Waking up on the morning of a friend’s wedding he doesn’t want to attend with a girlfriend he doesn’t like, Nyles (Andy Samberg, Hotel Transylvania 2) is already over it. He goes through the motions of the day and barely makes an effort to stay present at the wedding or the reception after. His interactions with the guests seems strident at times, gregarious at others…like that fun guy at the party who can turn on a dime if he has one drink over his limit. He does wind up having too many and saves maid of honor Sarah (Cristin Milioti, The Wolf of Wall Street) from making a speech she clearly doesn’t want to give. Finding a kindred soul also having a terrible time, Sarah is intrigued by Nyles and follows him for the rest of the evening…eventually leading her to a cave in the desert with a special power. She enters and then wakes up the next morning…which is the same morning as the one before.
Turns out the cave holds a portal in the time space continuum and Sarah has joined Nyles in a never-ending time loop where they have to relive the same day over and over again. It doesn’t matter how far they drive or where they are when the day has ended, they’ll always wake up in exactly the same place they woke up the day they went into the cave. Nyles has lost track of how many days he’s been the loop but Sarah is determined to find a way out, mostly because she’s harboring a secret of why this particular day is one she’s not eager to relieve for eternity.
Obviously, the easy comparison to make here is Groundhog Day and there are flashes of that classic Bill Murray film in some of the concepts found in Andy Siara’s screenplay. There’s also a little Happy Death Day 2U with a brief diversion into death not being a way out of the loop. Yet Palm Springs is very much its own individual film and that’s due in no small part to Siara balancing the humor with a few reality checks along the way. That’s especially surprising giving the people involved behind the scenes who aren’t usually known for living with two feet on the ground.
As an actor, I’ve found Samberg to be mostly obnoxious in a number of his roles but was pleasantly surprised to witness his grounded and wry take on a man resigned to relive a crappy day forever. We meet him long after he’s accepted his fate so he’s laid-back and carefree…and Samberg wisely avoids making the character such a one-note bonehead that we can’t imagine spending 24 hours with him, let alone infinity.

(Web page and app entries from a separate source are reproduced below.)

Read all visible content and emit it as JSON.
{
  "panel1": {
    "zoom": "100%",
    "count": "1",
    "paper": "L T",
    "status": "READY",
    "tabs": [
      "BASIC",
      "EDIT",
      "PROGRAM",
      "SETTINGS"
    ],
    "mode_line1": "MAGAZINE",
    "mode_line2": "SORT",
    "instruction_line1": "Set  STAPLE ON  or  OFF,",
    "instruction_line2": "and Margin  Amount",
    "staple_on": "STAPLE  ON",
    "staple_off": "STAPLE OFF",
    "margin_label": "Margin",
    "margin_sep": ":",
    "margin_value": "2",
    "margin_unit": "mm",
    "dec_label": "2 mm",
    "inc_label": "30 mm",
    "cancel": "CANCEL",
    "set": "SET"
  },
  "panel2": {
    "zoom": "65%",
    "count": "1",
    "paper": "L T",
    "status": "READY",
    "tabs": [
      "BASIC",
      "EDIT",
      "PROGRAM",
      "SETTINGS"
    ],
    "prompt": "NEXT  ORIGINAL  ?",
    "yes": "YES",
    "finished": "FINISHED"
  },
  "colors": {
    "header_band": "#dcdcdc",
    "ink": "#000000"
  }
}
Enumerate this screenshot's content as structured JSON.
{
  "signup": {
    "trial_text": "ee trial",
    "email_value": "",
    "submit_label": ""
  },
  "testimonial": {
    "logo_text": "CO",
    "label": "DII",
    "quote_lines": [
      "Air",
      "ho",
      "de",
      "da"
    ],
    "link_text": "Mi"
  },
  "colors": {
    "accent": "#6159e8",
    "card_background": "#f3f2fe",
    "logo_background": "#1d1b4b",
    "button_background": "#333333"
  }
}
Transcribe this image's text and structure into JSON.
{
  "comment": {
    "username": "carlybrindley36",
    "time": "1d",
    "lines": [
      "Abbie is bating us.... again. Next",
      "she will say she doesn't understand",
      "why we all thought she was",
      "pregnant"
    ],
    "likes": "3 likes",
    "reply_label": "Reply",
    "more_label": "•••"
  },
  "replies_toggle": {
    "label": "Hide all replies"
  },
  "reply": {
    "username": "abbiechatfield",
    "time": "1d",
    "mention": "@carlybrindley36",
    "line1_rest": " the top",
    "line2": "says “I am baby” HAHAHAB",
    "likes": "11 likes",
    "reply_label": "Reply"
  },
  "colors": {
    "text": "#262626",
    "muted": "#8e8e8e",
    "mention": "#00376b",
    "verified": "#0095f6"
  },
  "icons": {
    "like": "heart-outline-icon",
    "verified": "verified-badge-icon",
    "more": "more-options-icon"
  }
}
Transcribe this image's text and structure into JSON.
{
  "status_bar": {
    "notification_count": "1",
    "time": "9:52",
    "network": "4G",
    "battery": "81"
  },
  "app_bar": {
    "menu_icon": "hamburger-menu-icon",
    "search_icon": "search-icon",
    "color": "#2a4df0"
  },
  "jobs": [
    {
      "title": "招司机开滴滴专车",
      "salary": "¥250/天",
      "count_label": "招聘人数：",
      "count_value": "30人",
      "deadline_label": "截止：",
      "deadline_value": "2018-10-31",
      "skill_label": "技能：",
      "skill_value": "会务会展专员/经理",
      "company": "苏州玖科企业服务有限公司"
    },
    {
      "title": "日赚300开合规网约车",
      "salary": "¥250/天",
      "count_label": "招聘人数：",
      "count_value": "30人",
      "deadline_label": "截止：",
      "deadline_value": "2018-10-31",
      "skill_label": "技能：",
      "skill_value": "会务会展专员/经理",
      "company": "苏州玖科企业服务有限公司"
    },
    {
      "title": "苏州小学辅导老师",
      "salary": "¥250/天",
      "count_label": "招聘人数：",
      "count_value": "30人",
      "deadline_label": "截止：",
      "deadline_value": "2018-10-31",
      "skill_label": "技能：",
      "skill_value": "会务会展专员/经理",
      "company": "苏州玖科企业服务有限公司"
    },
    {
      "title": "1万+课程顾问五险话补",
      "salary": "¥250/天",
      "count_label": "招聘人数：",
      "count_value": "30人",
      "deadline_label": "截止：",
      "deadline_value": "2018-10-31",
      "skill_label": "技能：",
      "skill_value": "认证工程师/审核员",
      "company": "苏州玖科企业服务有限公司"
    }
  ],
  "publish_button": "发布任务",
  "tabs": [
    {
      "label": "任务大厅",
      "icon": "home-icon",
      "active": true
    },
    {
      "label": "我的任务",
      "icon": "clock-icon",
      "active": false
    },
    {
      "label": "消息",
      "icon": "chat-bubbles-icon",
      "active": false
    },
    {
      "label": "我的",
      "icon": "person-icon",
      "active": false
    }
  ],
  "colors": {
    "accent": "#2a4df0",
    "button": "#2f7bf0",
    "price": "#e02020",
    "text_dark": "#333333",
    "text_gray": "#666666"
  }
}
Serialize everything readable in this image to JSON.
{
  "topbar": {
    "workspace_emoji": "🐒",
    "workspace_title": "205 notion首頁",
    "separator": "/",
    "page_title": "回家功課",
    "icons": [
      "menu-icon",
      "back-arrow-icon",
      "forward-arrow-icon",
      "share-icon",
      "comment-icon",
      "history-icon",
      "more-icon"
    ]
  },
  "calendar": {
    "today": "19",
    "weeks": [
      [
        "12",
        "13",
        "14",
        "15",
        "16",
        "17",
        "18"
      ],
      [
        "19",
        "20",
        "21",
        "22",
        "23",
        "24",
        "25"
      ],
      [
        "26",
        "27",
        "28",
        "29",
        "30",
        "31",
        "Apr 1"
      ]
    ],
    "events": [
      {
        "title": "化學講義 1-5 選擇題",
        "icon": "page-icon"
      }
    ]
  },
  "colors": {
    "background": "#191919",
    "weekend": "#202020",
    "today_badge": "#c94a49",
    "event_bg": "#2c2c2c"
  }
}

He’s more than well matched with Milioti, finding that rare thing called chemistry. She’s got the harder role to navigate because everything is new to her and she’s the one reacting to the situation for the first time. How she responds dictates how the audience will respond to her and thankfully the role feels fleshed out and is performed with a sharpness not always found in high-concept comedies like this.
In addition to capturing commendable performances from the stars, director Max Barbakow fills the supporting roster with a nice array of character actors that slip in from time to time. As another looper with a grudge against Samberg, J.K. Simmons (Spider-Man: Far from Home) is used in a utilitarian fashion but the simplicity of the role makes a scene late in the movie land with more impact. Dale Dickey (The Guilt Trip), Tyler Hoechlin (Everybody Wants Some!), June Squibb (Nebraska), and Peter Gallagher (A Bad Moms Christmas) also show up for little moments here and there, not reserving all the good stuff for Samberg and Milioti. When a script has extra jokes for small supporting performers and is willing to share, you know it’s the sign of something above average.
The only downside to Palm Springs is I’m not sure it’s a film I’d put on my list to watch again. It’s entertaining as all get-out and Siara’s script is so strong and on the mark it could easily get some awards recognition at the end of the year. All the same…I just don’t know if it will hold up on repeat viewings. That first time through was such a fun discovery, I feel like revisiting these characters wouldn’t capture the same magic.